§ Material provided:

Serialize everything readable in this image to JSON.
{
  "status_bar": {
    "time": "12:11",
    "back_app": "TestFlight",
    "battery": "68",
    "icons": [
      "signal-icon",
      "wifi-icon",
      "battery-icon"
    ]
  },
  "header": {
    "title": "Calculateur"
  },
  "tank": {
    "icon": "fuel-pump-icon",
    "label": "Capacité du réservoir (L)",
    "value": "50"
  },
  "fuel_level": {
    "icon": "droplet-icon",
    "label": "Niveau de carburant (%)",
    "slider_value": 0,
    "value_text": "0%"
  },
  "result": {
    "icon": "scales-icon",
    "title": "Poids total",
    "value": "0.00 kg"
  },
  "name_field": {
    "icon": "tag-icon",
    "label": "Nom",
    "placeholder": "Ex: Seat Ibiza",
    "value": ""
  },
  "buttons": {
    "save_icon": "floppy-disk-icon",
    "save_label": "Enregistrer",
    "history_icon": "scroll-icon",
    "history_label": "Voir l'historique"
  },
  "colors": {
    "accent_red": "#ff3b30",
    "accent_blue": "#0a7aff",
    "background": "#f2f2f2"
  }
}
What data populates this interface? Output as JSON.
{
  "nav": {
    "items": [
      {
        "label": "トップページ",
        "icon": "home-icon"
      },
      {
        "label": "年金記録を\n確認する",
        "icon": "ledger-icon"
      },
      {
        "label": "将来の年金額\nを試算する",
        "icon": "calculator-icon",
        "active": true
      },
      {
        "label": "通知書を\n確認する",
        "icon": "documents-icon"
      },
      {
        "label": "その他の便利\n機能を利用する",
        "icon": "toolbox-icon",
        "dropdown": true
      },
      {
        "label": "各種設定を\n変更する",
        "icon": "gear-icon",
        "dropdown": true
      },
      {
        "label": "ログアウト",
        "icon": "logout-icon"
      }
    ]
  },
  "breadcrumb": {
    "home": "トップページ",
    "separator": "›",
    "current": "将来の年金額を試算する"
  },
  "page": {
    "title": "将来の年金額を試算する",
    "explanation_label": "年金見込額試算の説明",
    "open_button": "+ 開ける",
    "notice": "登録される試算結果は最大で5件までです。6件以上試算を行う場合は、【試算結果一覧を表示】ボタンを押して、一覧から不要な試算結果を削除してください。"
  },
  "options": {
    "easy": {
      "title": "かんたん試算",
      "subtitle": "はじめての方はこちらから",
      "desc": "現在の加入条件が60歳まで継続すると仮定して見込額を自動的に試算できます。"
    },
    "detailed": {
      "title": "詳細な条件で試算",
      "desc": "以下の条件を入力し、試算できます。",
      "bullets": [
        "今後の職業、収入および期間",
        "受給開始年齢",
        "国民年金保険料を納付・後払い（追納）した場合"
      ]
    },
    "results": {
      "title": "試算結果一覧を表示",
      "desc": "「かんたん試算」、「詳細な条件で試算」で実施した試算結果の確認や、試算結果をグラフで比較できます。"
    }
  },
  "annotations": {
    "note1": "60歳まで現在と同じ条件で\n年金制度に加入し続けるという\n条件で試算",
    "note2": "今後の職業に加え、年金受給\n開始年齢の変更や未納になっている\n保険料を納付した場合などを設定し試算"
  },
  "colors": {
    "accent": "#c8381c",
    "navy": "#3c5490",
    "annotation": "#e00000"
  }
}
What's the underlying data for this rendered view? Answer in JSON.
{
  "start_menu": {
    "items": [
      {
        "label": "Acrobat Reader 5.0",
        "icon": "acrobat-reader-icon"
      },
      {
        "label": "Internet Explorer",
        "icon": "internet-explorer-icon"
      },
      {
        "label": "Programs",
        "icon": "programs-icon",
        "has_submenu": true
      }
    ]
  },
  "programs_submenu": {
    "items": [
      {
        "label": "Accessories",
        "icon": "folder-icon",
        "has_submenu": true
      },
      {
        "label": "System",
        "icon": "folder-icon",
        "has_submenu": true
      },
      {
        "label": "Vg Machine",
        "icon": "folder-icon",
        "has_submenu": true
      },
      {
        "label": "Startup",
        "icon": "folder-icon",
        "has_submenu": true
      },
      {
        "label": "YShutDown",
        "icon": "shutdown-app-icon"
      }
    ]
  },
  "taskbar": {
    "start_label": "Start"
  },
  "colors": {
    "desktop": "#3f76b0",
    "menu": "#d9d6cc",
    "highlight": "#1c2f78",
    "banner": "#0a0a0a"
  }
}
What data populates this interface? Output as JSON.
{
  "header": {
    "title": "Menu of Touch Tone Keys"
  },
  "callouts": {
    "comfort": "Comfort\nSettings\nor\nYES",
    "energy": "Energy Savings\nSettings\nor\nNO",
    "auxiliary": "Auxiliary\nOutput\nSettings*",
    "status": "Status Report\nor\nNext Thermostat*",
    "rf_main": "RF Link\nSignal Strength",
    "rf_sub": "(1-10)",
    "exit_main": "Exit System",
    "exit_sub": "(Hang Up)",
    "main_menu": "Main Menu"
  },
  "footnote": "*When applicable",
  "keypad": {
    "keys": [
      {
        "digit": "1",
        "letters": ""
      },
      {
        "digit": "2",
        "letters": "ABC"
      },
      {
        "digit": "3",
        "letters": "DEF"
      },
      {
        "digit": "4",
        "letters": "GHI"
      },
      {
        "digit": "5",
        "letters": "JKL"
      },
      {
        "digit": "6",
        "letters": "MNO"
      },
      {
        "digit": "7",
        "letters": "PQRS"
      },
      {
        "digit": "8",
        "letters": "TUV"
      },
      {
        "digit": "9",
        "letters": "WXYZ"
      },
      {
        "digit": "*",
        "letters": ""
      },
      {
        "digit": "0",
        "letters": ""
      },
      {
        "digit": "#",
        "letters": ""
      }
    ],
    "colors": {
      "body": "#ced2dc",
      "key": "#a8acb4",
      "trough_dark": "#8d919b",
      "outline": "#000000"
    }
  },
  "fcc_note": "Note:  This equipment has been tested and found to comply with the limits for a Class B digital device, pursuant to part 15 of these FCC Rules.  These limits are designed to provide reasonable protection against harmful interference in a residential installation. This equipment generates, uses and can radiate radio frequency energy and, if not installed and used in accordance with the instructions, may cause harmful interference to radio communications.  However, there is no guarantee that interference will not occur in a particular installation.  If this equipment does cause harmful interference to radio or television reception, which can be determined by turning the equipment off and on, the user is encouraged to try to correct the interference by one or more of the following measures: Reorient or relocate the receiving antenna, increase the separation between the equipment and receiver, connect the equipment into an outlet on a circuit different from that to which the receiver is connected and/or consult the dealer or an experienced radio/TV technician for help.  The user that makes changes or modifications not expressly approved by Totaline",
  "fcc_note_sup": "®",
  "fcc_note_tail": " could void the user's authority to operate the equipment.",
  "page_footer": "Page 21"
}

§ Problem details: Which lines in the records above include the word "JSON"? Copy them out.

§ Exercise solution:
Serialize everything readable in this image to JSON.
What data populates this interface? Output as JSON.
What's the underlying data for this rendered view? Answer in JSON.
What data populates this interface? Output as JSON.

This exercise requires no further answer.